“Hirst juxtaposes religious imagery with the clinical beauty of pharmaceuticals and the brutal realism of medical procedure”
The eternal themes of mortality and faith, combined with a fascination with science and technology, have been central to the practice of Damien Hirst since he first came to prominence a quarter of a century ago. These preoccupations converge in New Religion, where Hirst juxtaposes religious imagery with the clinical beauty of pharmaceuticals and the brutal realism of medical procedure. Brought together, the elements in New Religion present a contemplation of the fragility of life and the endless quest for longevity.
‘‘I was thinking that there are four important things in life: religion, love, art and science…Of them all, science seems to be the one right now.
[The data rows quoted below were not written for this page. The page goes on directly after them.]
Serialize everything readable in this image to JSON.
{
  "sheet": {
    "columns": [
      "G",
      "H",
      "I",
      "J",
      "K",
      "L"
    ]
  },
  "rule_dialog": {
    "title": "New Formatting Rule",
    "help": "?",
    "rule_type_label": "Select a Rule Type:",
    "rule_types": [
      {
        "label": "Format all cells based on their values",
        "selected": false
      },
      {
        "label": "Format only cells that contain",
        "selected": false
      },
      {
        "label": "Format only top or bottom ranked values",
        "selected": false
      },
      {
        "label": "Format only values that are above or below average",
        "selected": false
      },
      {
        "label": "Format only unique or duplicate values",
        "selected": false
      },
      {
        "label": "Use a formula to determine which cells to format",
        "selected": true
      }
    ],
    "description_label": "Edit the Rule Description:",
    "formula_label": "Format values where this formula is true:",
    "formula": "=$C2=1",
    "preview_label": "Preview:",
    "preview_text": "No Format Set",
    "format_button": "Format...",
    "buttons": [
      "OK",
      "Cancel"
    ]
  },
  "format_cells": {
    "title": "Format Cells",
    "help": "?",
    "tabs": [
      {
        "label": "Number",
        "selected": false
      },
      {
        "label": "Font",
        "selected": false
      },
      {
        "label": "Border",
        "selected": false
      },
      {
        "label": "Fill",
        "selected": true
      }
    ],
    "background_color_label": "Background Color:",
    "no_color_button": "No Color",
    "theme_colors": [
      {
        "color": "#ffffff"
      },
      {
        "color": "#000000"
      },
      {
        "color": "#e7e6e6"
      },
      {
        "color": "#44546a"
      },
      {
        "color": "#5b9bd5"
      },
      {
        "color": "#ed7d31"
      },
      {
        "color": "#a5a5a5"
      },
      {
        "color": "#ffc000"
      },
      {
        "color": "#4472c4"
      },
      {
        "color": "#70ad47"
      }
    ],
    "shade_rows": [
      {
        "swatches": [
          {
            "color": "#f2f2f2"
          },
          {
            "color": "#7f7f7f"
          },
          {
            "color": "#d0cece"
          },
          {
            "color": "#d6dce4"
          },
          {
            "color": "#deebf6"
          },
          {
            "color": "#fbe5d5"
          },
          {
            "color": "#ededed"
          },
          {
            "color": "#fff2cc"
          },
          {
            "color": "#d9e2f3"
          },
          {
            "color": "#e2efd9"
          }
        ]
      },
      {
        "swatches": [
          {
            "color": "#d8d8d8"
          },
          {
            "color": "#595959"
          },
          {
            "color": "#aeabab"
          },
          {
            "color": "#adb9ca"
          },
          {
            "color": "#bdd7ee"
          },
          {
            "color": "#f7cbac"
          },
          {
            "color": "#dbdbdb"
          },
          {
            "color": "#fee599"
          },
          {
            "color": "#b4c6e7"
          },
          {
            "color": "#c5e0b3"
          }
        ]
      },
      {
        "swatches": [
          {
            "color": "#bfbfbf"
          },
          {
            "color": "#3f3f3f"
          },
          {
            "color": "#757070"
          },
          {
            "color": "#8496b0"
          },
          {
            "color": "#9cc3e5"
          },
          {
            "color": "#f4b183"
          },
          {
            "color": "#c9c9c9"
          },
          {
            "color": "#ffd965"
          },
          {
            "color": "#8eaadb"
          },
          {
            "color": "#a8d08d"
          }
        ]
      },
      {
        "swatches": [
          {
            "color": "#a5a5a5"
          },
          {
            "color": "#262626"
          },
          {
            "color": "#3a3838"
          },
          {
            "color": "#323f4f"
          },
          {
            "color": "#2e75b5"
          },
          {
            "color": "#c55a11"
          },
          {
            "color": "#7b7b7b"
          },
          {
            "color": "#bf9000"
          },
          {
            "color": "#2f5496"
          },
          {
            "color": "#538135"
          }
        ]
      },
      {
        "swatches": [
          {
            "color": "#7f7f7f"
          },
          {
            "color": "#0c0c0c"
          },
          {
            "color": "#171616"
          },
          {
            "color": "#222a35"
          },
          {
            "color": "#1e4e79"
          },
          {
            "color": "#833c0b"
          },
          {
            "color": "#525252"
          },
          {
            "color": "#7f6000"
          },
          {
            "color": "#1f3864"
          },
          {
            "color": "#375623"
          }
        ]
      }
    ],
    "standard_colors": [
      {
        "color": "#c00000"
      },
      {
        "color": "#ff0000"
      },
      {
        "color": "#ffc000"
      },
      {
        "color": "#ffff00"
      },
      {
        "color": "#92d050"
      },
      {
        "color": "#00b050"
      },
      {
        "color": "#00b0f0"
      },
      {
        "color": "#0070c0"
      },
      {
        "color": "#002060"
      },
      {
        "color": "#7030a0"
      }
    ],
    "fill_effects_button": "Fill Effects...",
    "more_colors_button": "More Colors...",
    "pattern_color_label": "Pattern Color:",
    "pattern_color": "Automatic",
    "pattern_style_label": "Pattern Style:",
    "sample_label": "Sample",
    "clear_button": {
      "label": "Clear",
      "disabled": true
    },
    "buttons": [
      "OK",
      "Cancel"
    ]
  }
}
Like religion, it provides the glimmer of hope that maybe it will be all right in the end.’’
-Damien Hirst on New Religion, 2006